But Google is reportedly stepping up its efforts to court iPhone developers to write for Android, reaching out directly to programmers to convince them to expand their creative horizons. Last month, The New York Times' David Pogue received a message from iPhone app developer Texts From Last Night, which was recently contacted by a Google representative claiming to write on behalf of the digital services giant's Android Advocacy Group. "He basically said that he wanted to open a line of communication with me in case I chose to port the app to Android, and he offered to ship me a free Nexus One to play around with... Contrast with Apple's approach: it took us about three months of resubmitting our app to Apple before they stopped rejecting it for inappropriate content. And even now (after we peaked at the No. 7 paid app), we still have no relationship with anyone there. Huge difference in approaches between the two companies."

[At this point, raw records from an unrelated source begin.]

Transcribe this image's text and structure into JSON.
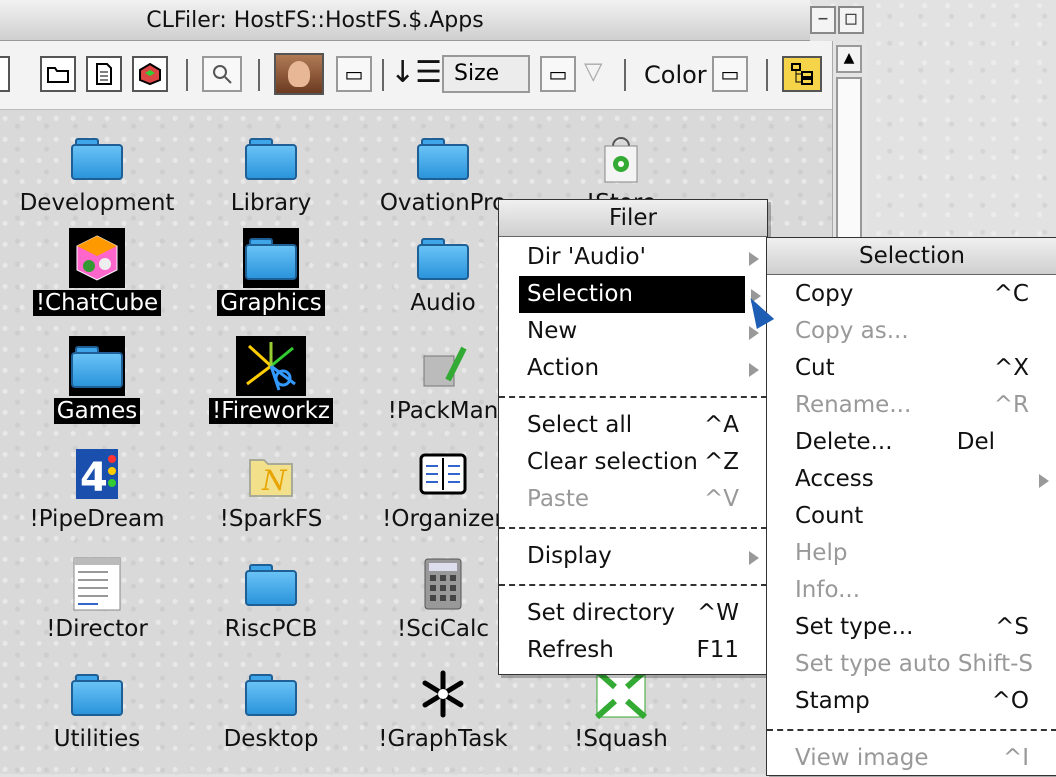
{
  "window": {
    "title": "CLFiler: HostFS::HostFS.$.Apps"
  },
  "toolbar": {
    "sort_field": "Size",
    "color_label": "Color"
  },
  "icons": [
    {
      "label": "Development",
      "selected": false,
      "icon": "folder-icon"
    },
    {
      "label": "Library",
      "selected": false,
      "icon": "folder-icon"
    },
    {
      "label": "OvationPro",
      "selected": false,
      "icon": "folder-icon"
    },
    {
      "label": "!Store",
      "selected": false,
      "icon": "store-bag-icon"
    },
    {
      "label": "!ChatCube",
      "selected": true,
      "icon": "chatcube-icon"
    },
    {
      "label": "Graphics",
      "selected": true,
      "icon": "folder-icon"
    },
    {
      "label": "Audio",
      "selected": false,
      "icon": "folder-icon"
    },
    {
      "label": "Games",
      "selected": true,
      "icon": "folder-icon"
    },
    {
      "label": "!Fireworkz",
      "selected": true,
      "icon": "fireworkz-icon"
    },
    {
      "label": "!PackMan",
      "selected": false,
      "icon": "packman-icon"
    },
    {
      "label": "!PipeDream",
      "selected": false,
      "icon": "pipedream-icon"
    },
    {
      "label": "!SparkFS",
      "selected": false,
      "icon": "sparkfs-icon"
    },
    {
      "label": "!Organizer",
      "selected": false,
      "icon": "organizer-icon"
    },
    {
      "label": "!Director",
      "selected": false,
      "icon": "director-icon"
    },
    {
      "label": "RiscPCB",
      "selected": false,
      "icon": "folder-icon"
    },
    {
      "label": "!SciCalc",
      "selected": false,
      "icon": "calculator-icon"
    },
    {
      "label": "Utilities",
      "selected": false,
      "icon": "folder-icon"
    },
    {
      "label": "Desktop",
      "selected": false,
      "icon": "folder-icon"
    },
    {
      "label": "!GraphTask",
      "selected": false,
      "icon": "asterisk-icon"
    },
    {
      "label": "!Squash",
      "selected": false,
      "icon": "squash-icon"
    }
  ],
  "filer_menu": {
    "title": "Filer",
    "items": [
      {
        "label": "Dir 'Audio'",
        "shortcut": "",
        "submenu": true,
        "disabled": false,
        "highlight": false
      },
      {
        "label": "Selection",
        "shortcut": "",
        "submenu": true,
        "disabled": false,
        "highlight": true
      },
      {
        "label": "New",
        "shortcut": "",
        "submenu": true,
        "disabled": false,
        "highlight": false
      },
      {
        "label": "Action",
        "shortcut": "",
        "submenu": true,
        "disabled": false,
        "highlight": false
      },
      {
        "label": "Select all",
        "shortcut": "^A",
        "submenu": false,
        "disabled": false,
        "highlight": false
      },
      {
        "label": "Clear selection",
        "shortcut": "^Z",
        "submenu": false,
        "disabled": false,
        "highlight": false
      },
      {
        "label": "Paste",
        "shortcut": "^V",
        "submenu": false,
        "disabled": true,
        "highlight": false
      },
      {
        "label": "Display",
        "shortcut": "",
        "submenu": true,
        "disabled": false,
        "highlight": false
      },
      {
        "label": "Set directory",
        "shortcut": "^W",
        "submenu": false,
        "disabled": false,
        "highlight": false
      },
      {
        "label": "Refresh",
        "shortcut": "F11",
        "submenu": false,
        "disabled": false,
        "highlight": false
      }
    ]
  },
  "selection_menu": {
    "title": "Selection",
    "items": [
      {
        "label": "Copy",
        "shortcut": "^C",
        "disabled": false,
        "submenu": false
      },
      {
        "label": "Copy as...",
        "shortcut": "",
        "disabled": true,
        "submenu": false
      },
      {
        "label": "Cut",
        "shortcut": "^X",
        "disabled": false,
        "submenu": false
      },
      {
        "label": "Rename...",
        "shortcut": "^R",
        "disabled": true,
        "submenu": false
      },
      {
        "label": "Delete...",
        "shortcut": "Del",
        "disabled": false,
        "submenu": false
      },
      {
        "label": "Access",
        "shortcut": "",
        "disabled": false,
        "submenu": true
      },
      {
        "label": "Count",
        "shortcut": "",
        "disabled": false,
        "submenu": false
      },
      {
        "label": "Help",
        "shortcut": "",
        "disabled": true,
        "submenu": false
      },
      {
        "label": "Info...",
        "shortcut": "",
        "disabled": true,
        "submenu": false
      },
      {
        "label": "Set type...",
        "shortcut": "^S",
        "disabled": false,
        "submenu": false
      },
      {
        "label": "Set type auto",
        "shortcut": "Shift-S",
        "disabled": true,
        "submenu": false
      },
      {
        "label": "Stamp",
        "shortcut": "^O",
        "disabled": false,
        "submenu": false
      },
      {
        "label": "View image",
        "shortcut": "^I",
        "disabled": true,
        "submenu": false
      }
    ]
  }
}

And yet for all the developers who've run afoul of Apple's draconian App Store approval policies, defections from the iPhone platform remain relatively few and far between. Chalk it up to the bottom line: Bernstein Research analyst Toni Sacconaghi estimates that iPhone developers presently generate $1 billion to $1.8 billion in annual App Store sales. That number stands to get a whole lot bigger: Sacconaghi forecasts Apple's forthcoming iAd mobile advertising initiative could yield developer revenues reaching $825 million this year, an annual increase between 40 percent and 80 percent. (TechCrunch reports the iAd effort will incorporate the new ViP [Verification of iTunes Purchases] Program for App Downloads, a real-time conversion tracking system that will tie the ad directly into purchasing data from iTunes--according to an email pitch sent to select developers by mobile advertising network Quattro Wireless, acquired by Apple earlier this year, iAd will boast features that "cannot be duplicated by any of [Apple's] competitors.")

Sacconaghi's estimates are even more astounding given that estimates for total U.S. spending on mobile advertising in 2009 range from $184 million to $416 million. But iAd is not like past mobile advertising programs--The Wall Street Journal reports Apple is planning to charge marketers as much as $10 million for inclusion in the first wave of iAd promotions when the service goes live on iPhone and iPod touch devices in June. By comparison, ad execs say they typically pay between $100,000 and $200,000 for similar mobile deals. Sacconaghi anticipates Apple will collect about $815 million from iAd this year--$550 million from apps and $265 million from media providers like publishers and television networks--which the analyst contends would afford the company the latitude to subsidize the iPhone moving forward. If that's true, then all bets are off. Android sales may have edged past iPhone for now, but iAd--and the new opportunities it portends for Apple and developers alike--could shift the balance of power once again. -Jason